1.1.6S
MOLECULAR ANALYSIS OF GENE-FOR-GENE SPECIFICITIES OF THE ALLELES OF THE FLAX L GENE FOR RUST RESISTANCE

J ELLIS1, G LAWRENCE1, J LUCK1, P DODDS1, M AYLIFFE1, K SHEPHERD2, D FROST1 and J FINNEGAN1

1CSIRO-Plant Industry, GPO Box 1600, Canberra, ACT, 2601 Australia; 2Department of Plant Science, Waite Campus, PMB1, Glen Osmond, 5064 Australia

Background and objectives
Thirteen different rust resistance specificities are genetically mapped to the L locus in flax. The locus contains a single resistance gene of the nucleotide-binding site-leucine-rich repeat class (NBS-LRR) and the gene has 13 allelic alternatives.

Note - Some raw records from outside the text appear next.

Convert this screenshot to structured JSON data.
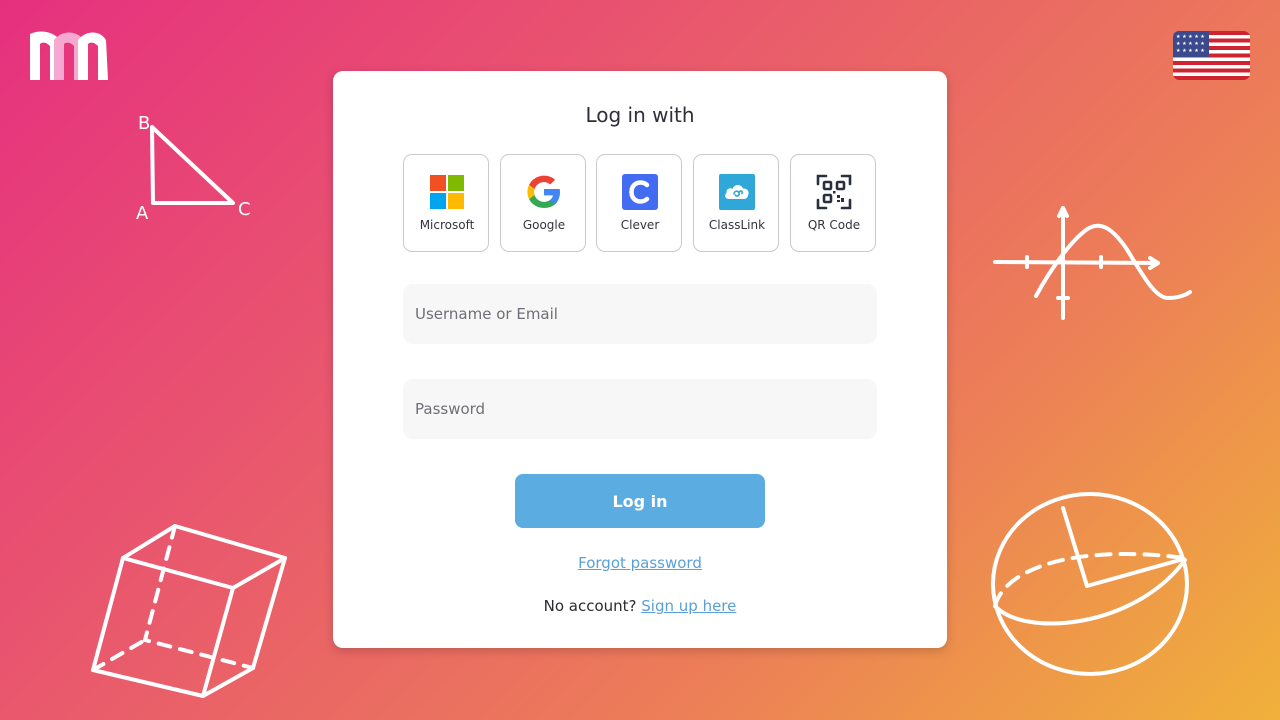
{
  "login": {
    "title": "Log in with",
    "providers": [
      {
        "label": "Microsoft",
        "icon": "microsoft-icon"
      },
      {
        "label": "Google",
        "icon": "google-icon"
      },
      {
        "label": "Clever",
        "icon": "clever-icon"
      },
      {
        "label": "ClassLink",
        "icon": "classlink-icon"
      },
      {
        "label": "QR Code",
        "icon": "qr-code-icon"
      }
    ],
    "username_placeholder": "Username or Email",
    "password_placeholder": "Password",
    "login_label": "Log in",
    "forgot_label": "Forgot password",
    "no_account_text": "No account?",
    "signup_label": "Sign up here"
  },
  "doodles": {
    "triangle_labels": {
      "a": "A",
      "b": "B",
      "c": "C"
    }
  },
  "colors": {
    "gradient_start": "#e6307f",
    "gradient_end": "#f0b13a",
    "login_button": "#5aace1",
    "link": "#5aa0d6"
  },
  "language_flag": "us-flag-icon"
}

The objectives of this study were to determine whether cloned alleles were sufficient for rust resistance and specificity determination, and to compare the sequences of the alleles and their protein products in an attempt to identify important regions for specificity determination and indications concerning the evolution of new alleles.

Results and conclusions
Twelve of the 13 L alleles for rust resistance were cloned and sequenced. An additional L allele (LH) from a variety of flax susceptible to all flax rust isolates was also sequenced, providing a total of 13 alleles for comparison. Ten allelic products were very similar to the product of the originally characterized L6 allele [1]. While variation occurred throughout the amino-acid sequences, it was more pronounced in the LRR region. Three alleles had undergone large deletions (L1 and L8) or sequence duplication (L2) in the LRR-encoding region of the gene. Transgenic plant experiments using the L2, L6 and L10 alleles indicated that the cloned genes were sufficient for specific rust resistance. Expression of two cDNA clones of L6 using the 35S promoter indicated that specificity was determined by the coding region and that alternative spliced mRNA products identified in L6 plants that involve the splicing or retention of intron 3 [1] may not be necessary for resistance.

The sequence comparisons and domain swap experiments indicated that the amino-terminal region and the LRR region both influence specificity. For example, L6 and L11 differ only in the LRR region or the protein product and determine distinct specificities. L6 and L7, however, differ only in the product of exon 1 and are identical in the rest of the protein, and also control distinct specificities. The sequence comparisons also indicate that allelic variation is generated by multiple crossing over or gene conversion events that shuffle pre-existing sequence variation into novel combinations.

References
1. Lawrence G et al., 1995. Plant Cell 7, 1195-1206.